Interface dataset entries
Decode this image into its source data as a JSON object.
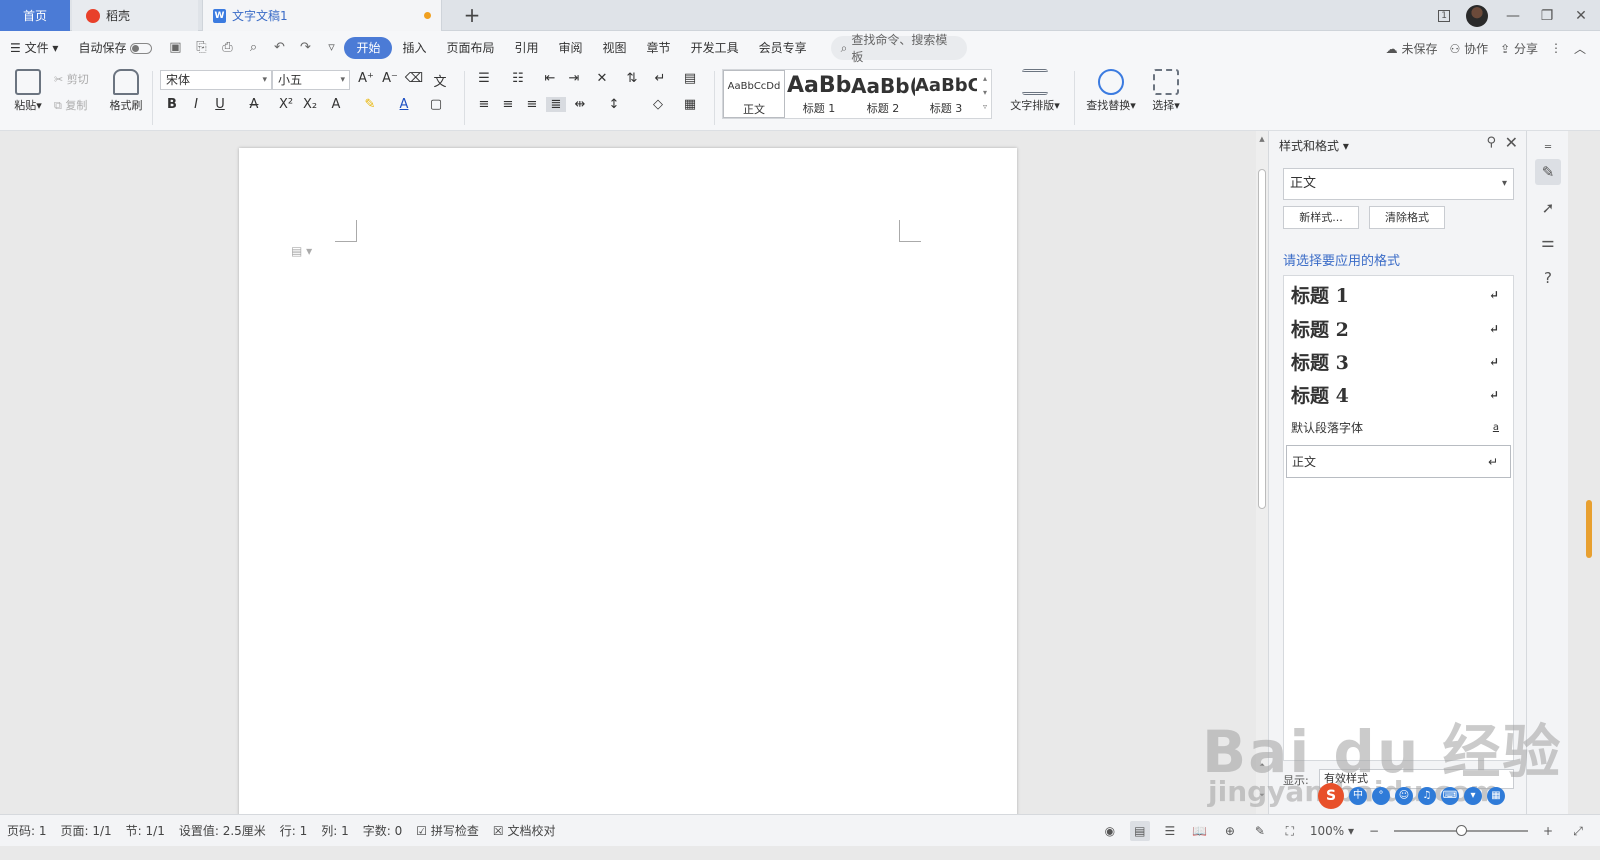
{
  "tabs": {
    "home": "首页",
    "daoke": "稻壳",
    "document": "文字文稿1"
  },
  "window": {
    "page_indicator": "1"
  },
  "menu": {
    "file": "文件",
    "autosave": "自动保存",
    "items": [
      "开始",
      "插入",
      "页面布局",
      "引用",
      "审阅",
      "视图",
      "章节",
      "开发工具",
      "会员专享"
    ],
    "active": "开始",
    "search_placeholder": "查找命令、搜索模板",
    "unsaved": "未保存",
    "collaborate": "协作",
    "share": "分享"
  },
  "ribbon": {
    "paste": "粘贴",
    "cut": "剪切",
    "copy": "复制",
    "format_painter": "格式刷",
    "font_name": "宋体",
    "font_size": "小五",
    "styles": [
      {
        "preview": "AaBbCcDd",
        "label": "正文"
      },
      {
        "preview": "AaBb",
        "label": "标题 1"
      },
      {
        "preview": "AaBb(",
        "label": "标题 2"
      },
      {
        "preview": "AaBbC",
        "label": "标题 3"
      }
    ],
    "text_layout": "文字排版",
    "find_replace": "查找替换",
    "select": "选择"
  },
  "side_panel": {
    "title": "样式和格式",
    "current_style": "正文",
    "new_style": "新样式...",
    "clear_format": "清除格式",
    "prompt": "请选择要应用的格式",
    "styles": [
      {
        "label": "标题 1",
        "mark": "↵",
        "kind": "heading"
      },
      {
        "label": "标题 2",
        "mark": "↵",
        "kind": "heading"
      },
      {
        "label": "标题 3",
        "mark": "↵",
        "kind": "heading"
      },
      {
        "label": "标题 4",
        "mark": "↵",
        "kind": "heading"
      },
      {
        "label": "默认段落字体",
        "mark": "a",
        "kind": "normal"
      },
      {
        "label": "正文",
        "mark": "↵",
        "kind": "selected"
      }
    ],
    "show_label": "显示:",
    "show_value": "有效样式"
  },
  "status": {
    "page_num": "页码: 1",
    "pages": "页面: 1/1",
    "section": "节: 1/1",
    "setting": "设置值: 2.5厘米",
    "row": "行: 1",
    "col": "列: 1",
    "word_count": "字数: 0",
    "spell_check": "拼写检查",
    "doc_check": "文档校对",
    "zoom": "100%",
    "zoom_level": 0.5
  },
  "watermark": {
    "main": "Bai du 经验",
    "sub": "jingyan.baidu.com"
  },
  "colors": {
    "accent": "#4b7bd6",
    "link": "#3b6cc7"
  }
}
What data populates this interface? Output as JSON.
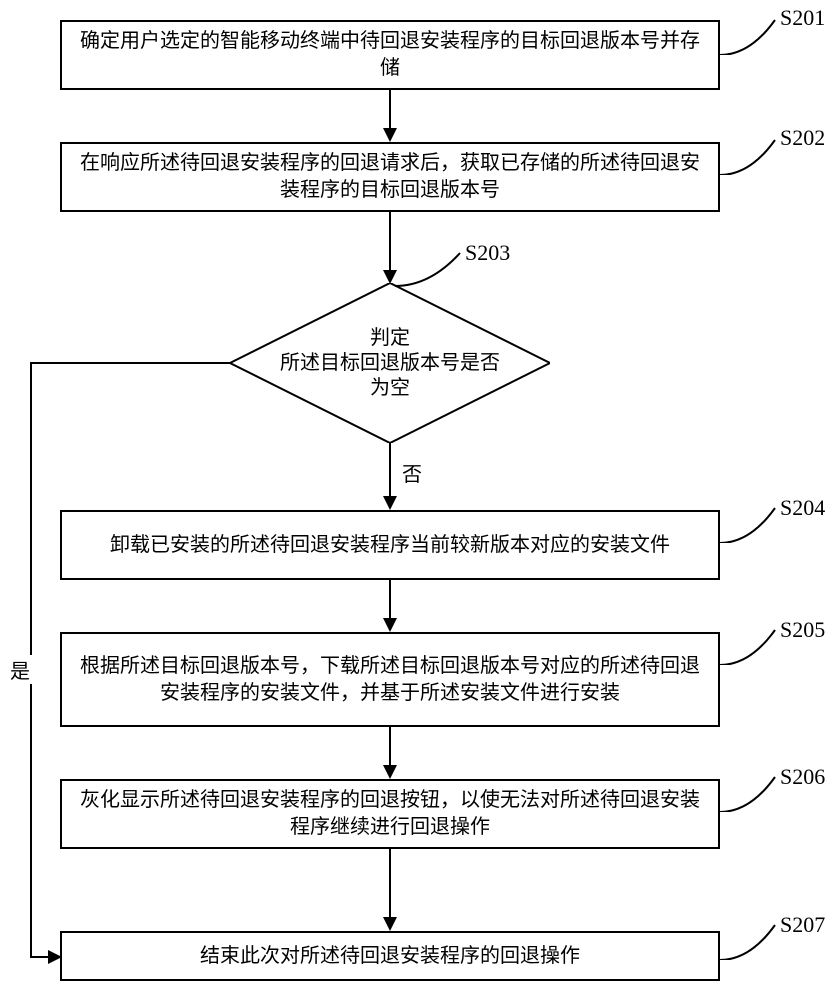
{
  "steps": {
    "s201": {
      "label": "S201",
      "text": "确定用户选定的智能移动终端中待回退安装程序的目标回退版本号并存储"
    },
    "s202": {
      "label": "S202",
      "text": "在响应所述待回退安装程序的回退请求后，获取已存储的所述待回退安装程序的目标回退版本号"
    },
    "s203": {
      "label": "S203",
      "text": "判定\n所述目标回退版本号是否\n为空"
    },
    "s204": {
      "label": "S204",
      "text": "卸载已安装的所述待回退安装程序当前较新版本对应的安装文件"
    },
    "s205": {
      "label": "S205",
      "text": "根据所述目标回退版本号，下载所述目标回退版本号对应的所述待回退安装程序的安装文件，并基于所述安装文件进行安装"
    },
    "s206": {
      "label": "S206",
      "text": "灰化显示所述待回退安装程序的回退按钮，以使无法对所述待回退安装程序继续进行回退操作"
    },
    "s207": {
      "label": "S207",
      "text": "结束此次对所述待回退安装程序的回退操作"
    }
  },
  "edges": {
    "no": "否",
    "yes": "是"
  }
}
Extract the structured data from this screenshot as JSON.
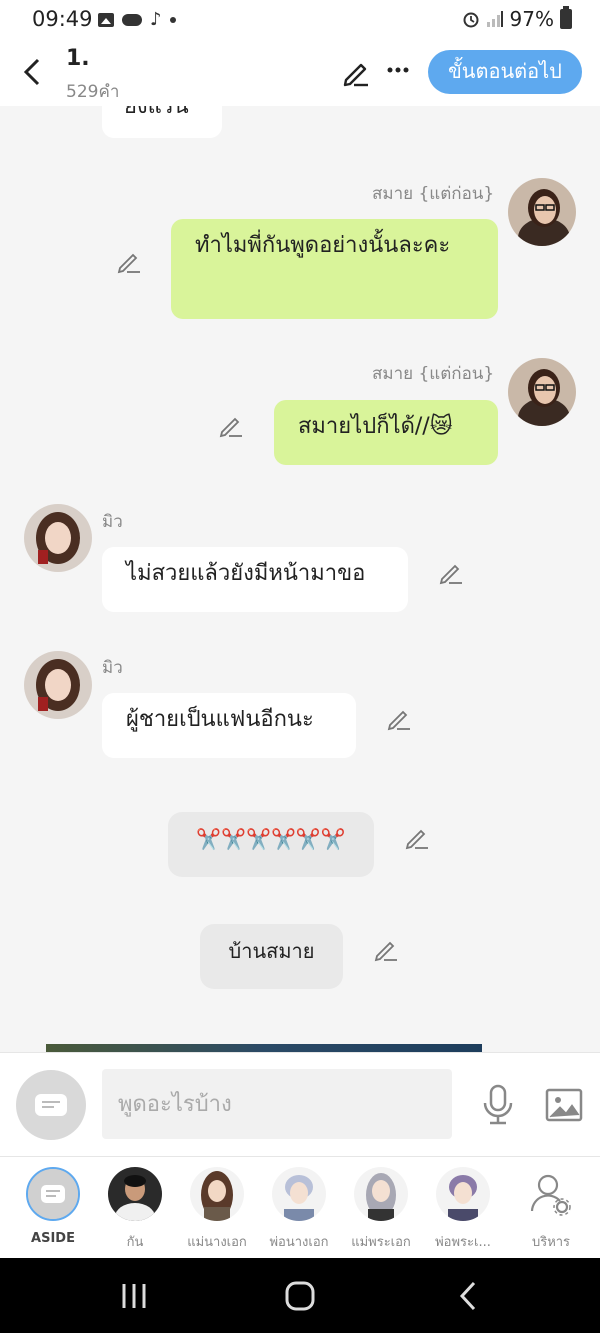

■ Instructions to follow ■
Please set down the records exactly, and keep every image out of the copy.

■ Result for this task ■
Decode this image into its source data as a JSON object.
{
  "tabs": {
    "home": "首页",
    "daoke": "稻壳",
    "document": "文字文稿1"
  },
  "window": {
    "page_indicator": "1"
  },
  "menu": {
    "file": "文件",
    "autosave": "自动保存",
    "items": [
      "开始",
      "插入",
      "页面布局",
      "引用",
      "审阅",
      "视图",
      "章节",
      "开发工具",
      "会员专享"
    ],
    "active": "开始",
    "search_placeholder": "查找命令、搜索模板",
    "unsaved": "未保存",
    "collaborate": "协作",
    "share": "分享"
  },
  "ribbon": {
    "paste": "粘贴",
    "cut": "剪切",
    "copy": "复制",
    "format_painter": "格式刷",
    "font_name": "宋体",
    "font_size": "小五",
    "styles": [
      {
        "preview": "AaBbCcDd",
        "label": "正文"
      },
      {
        "preview": "AaBb",
        "label": "标题 1"
      },
      {
        "preview": "AaBb(",
        "label": "标题 2"
      },
      {
        "preview": "AaBbC",
        "label": "标题 3"
      }
    ],
    "text_layout": "文字排版",
    "find_replace": "查找替换",
    "select": "选择"
  },
  "side_panel": {
    "title": "样式和格式",
    "current_style": "正文",
    "new_style": "新样式...",
    "clear_format": "清除格式",
    "prompt": "请选择要应用的格式",
    "styles": [
      {
        "label": "标题 1",
        "mark": "↵",
        "kind": "heading"
      },
      {
        "label": "标题 2",
        "mark": "↵",
        "kind": "heading"
      },
      {
        "label": "标题 3",
        "mark": "↵",
        "kind": "heading"
      },
      {
        "label": "标题 4",
        "mark": "↵",
        "kind": "heading"
      },
      {
        "label": "默认段落字体",
        "mark": "a",
        "kind": "normal"
      },
      {
        "label": "正文",
        "mark": "↵",
        "kind": "selected"
      }
    ],
    "show_label": "显示:",
    "show_value": "有效样式"
  },
  "status": {
    "page_num": "页码: 1",
    "pages": "页面: 1/1",
    "section": "节: 1/1",
    "setting": "设置值: 2.5厘米",
    "row": "行: 1",
    "col": "列: 1",
    "word_count": "字数: 0",
    "spell_check": "拼写检查",
    "doc_check": "文档校对",
    "zoom": "100%",
    "zoom_level": 0.5
  },
  "watermark": {
    "main": "Bai du 经验",
    "sub": "jingyan.baidu.com"
  },
  "colors": {
    "accent": "#4b7bd6",
    "link": "#3b6cc7"
  }
}
What data populates this interface? Output as JSON.
{
  "steps": {
    "s201": {
      "label": "S201",
      "text": "确定用户选定的智能移动终端中待回退安装程序的目标回退版本号并存储"
    },
    "s202": {
      "label": "S202",
      "text": "在响应所述待回退安装程序的回退请求后，获取已存储的所述待回退安装程序的目标回退版本号"
    },
    "s203": {
      "label": "S203",
      "text": "判定\n所述目标回退版本号是否\n为空"
    },
    "s204": {
      "label": "S204",
      "text": "卸载已安装的所述待回退安装程序当前较新版本对应的安装文件"
    },
    "s205": {
      "label": "S205",
      "text": "根据所述目标回退版本号，下载所述目标回退版本号对应的所述待回退安装程序的安装文件，并基于所述安装文件进行安装"
    },
    "s206": {
      "label": "S206",
      "text": "灰化显示所述待回退安装程序的回退按钮，以使无法对所述待回退安装程序继续进行回退操作"
    },
    "s207": {
      "label": "S207",
      "text": "结束此次对所述待回退安装程序的回退操作"
    }
  },
  "edges": {
    "no": "否",
    "yes": "是"
  }
}
Extract the structured data from this screenshot as JSON.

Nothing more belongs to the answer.